6.) Dragonflies catch their insect prey by grabbing it with their feet. They’re so efficient in their hunting that, in one Harvard University study, the dragonflies caught 90 to 95 percent of the prey released into their enclosure.
7.) At the end of its larval stage, the dragonfly crawls out of the water, then its exoskeleton cracks open and releases the insect’s abdomen, which had been packed in like a telescope. Its four wings come out, and they dry and harden over the next several hours to days, and grow as they dry.
8.) Dragonflies catch their insect prey by grabbing it with their feet. They’re so efficient in their hunting that, in one study, the dragonflies caught 90 to 95 percent of the prey released into their enclosure.
9.) Some adult dragonflies live for only a few weeks while others live up to a year.
10.) Hundreds of dragonflies of various species will gather in swarms, either for feeding or migration. Not much is known about this behavior, but the Dragonfly Swarm Project is collecting reports on swarms to better understand the behavior. Have you ever seen a swarm?
11.) Scientists have tracked migratory dragonflies by attaching tiny transmitters to wings with a combination of eyelash adhesive and superglue. They found that green darners from New Jersey traveled only every third day and an average of 7.5 miles per day (though one dragonfly traveled 100 miles in a single day!)
12.) Dragonflies have near-360-degree vision, with just one blind spot directly behind them!
13.) What does a dragonfly eat? Insects, as adults, and they are a great controller of the mosquito population. A single dragonfly can eat 30 to hundreds of mosquitoes per day.
14.) One dragonfly called the globe skinner (Pantala flavescens) has the longest migration of any insect. It flies approximately 11,000 miles back and forth across the Indian Ocean!
15.) One research team has determined that the nervous system of a dragonfly displays an almost human capacity for selective attention, able to focus on a single prey as it flies amid a cloud of similarly fluttering insects, just as a guest at a party can attend to a friend’s words while ignoring the background chatter.
16.) Thankfully, dragonflies can’t bite humans. The vast majority of species don’t have mandibles strong enough to break the skin.

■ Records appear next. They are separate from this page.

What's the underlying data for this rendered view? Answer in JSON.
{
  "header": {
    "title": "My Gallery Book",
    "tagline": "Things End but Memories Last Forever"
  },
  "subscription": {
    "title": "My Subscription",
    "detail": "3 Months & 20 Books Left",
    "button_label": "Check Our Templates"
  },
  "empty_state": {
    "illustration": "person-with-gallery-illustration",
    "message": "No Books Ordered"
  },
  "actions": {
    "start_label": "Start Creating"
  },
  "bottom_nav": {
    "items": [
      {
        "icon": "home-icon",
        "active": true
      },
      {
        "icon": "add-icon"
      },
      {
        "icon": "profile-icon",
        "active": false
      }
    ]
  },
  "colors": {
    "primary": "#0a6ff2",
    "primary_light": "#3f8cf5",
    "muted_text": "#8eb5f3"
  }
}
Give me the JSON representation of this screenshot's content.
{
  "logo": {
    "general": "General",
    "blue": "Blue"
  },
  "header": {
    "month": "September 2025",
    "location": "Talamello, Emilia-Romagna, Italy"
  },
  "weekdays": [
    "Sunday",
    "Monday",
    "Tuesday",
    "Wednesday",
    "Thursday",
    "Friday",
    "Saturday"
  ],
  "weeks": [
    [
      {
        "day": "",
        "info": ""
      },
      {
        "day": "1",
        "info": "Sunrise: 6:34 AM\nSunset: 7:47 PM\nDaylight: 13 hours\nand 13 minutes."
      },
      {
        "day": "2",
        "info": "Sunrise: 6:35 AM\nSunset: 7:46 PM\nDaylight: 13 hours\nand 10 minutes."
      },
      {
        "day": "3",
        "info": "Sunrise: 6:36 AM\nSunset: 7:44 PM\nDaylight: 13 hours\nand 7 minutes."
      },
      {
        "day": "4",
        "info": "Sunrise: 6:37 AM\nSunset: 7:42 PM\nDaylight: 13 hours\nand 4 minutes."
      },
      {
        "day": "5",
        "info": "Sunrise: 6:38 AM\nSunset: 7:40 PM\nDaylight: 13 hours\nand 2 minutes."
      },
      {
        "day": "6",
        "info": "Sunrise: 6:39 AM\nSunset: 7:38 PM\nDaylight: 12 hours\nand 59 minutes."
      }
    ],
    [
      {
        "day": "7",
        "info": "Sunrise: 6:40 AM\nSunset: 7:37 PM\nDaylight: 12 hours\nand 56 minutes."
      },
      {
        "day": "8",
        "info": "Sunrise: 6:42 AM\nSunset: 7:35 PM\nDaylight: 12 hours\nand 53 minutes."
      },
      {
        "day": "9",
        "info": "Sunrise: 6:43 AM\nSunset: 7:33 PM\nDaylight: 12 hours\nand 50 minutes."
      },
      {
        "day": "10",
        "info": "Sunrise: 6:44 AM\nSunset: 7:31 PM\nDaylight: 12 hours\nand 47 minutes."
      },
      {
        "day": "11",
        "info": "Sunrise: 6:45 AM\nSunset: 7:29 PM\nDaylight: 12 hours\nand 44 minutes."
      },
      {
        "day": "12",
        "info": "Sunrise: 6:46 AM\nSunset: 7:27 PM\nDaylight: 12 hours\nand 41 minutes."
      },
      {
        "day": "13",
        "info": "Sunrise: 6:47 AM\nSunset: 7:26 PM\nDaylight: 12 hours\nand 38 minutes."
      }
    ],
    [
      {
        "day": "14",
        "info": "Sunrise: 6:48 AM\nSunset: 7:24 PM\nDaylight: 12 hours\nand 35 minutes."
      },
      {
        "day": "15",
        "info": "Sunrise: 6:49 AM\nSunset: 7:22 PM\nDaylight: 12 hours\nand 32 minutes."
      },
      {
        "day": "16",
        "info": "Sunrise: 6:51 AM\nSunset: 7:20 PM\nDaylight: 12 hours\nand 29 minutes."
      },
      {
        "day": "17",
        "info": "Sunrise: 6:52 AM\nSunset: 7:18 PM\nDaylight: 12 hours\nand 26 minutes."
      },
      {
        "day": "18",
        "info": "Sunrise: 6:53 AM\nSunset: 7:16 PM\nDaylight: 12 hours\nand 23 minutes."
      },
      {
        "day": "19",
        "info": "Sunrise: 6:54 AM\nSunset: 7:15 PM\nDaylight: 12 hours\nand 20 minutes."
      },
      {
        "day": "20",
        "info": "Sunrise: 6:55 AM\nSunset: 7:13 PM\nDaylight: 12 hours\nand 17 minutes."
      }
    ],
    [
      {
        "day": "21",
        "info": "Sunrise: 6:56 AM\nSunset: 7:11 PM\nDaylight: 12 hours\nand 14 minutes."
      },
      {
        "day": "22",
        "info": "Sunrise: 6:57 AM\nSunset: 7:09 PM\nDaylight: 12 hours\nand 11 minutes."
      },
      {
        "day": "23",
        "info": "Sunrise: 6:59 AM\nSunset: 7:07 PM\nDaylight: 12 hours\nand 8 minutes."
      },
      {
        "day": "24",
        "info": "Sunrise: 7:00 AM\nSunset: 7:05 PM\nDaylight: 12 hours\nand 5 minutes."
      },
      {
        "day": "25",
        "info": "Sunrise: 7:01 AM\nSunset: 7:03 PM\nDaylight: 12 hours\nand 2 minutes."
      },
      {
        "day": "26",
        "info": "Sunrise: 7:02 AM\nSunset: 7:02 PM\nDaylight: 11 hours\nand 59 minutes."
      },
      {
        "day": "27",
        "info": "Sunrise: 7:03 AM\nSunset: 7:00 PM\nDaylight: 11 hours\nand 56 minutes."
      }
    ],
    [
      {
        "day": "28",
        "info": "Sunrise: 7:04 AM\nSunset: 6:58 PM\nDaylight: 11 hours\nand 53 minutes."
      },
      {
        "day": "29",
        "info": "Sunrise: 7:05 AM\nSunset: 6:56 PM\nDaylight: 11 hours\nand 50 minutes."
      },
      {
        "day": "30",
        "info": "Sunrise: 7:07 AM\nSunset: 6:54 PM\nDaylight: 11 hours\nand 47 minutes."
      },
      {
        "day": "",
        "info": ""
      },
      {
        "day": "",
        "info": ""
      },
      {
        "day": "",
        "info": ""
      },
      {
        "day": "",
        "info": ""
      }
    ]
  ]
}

Only a small handful of large species are capable of actually biting, but this only occurs as a defensive strategy.
Humans have what’s known as tri-chromatic vision, which means we see colors as a combination of red, blue and green. This is all thanks to 3 different types of light-sensitive proteins in our eyes, called opsins. We are not alone: di-, tri- and tetra-chromatic vision is the norm in the animal kingdom. A study of 12 dragonfly species has found that each one has 11, and some a whopping 30, different visual opsins!
17.) Some species of dragonfly, such as the seaside dragonlet (Erythrodiplax berenicei) can successfully produce offspring in water much saltier than the ocean.
18.) What enemies does the dragonfly and damselfly have? Birds, spiders, frogs, and larger dragonflies. In the larval stage, they are preyed on by fish, frogs, toads and newts, and other water invertebrates; including other dragonflies.
19.) The giant forest damselfly (Megaloprepus coerulatus) of Central America has a wingspan up to 19 cm (7.5 in)! The bulkiest known dragonfly is the giant petaltail (Petalura ingentissima) from Australia, with a wingspan up to 16 cm (nearly 6.5 in)!
20.) It is estimated that the top speed for a dragonfly is between 30 and 60 km/h (19 to 38 m.p.h.). The maximum flight speed varies much between different species, with bigger dragonflies generally flying faster than smaller ones.
Dragonflies may have hunted across the planet for the last 325 million years, but their modern relatives are looking extinction in the face. Experts warn that 1/3 of British species alone are now under threat, a plight that today sees the opening of the UK’s first ever dragonfly center to celebrate and protect one of the country’s most fascinating insects. This center was opened recently.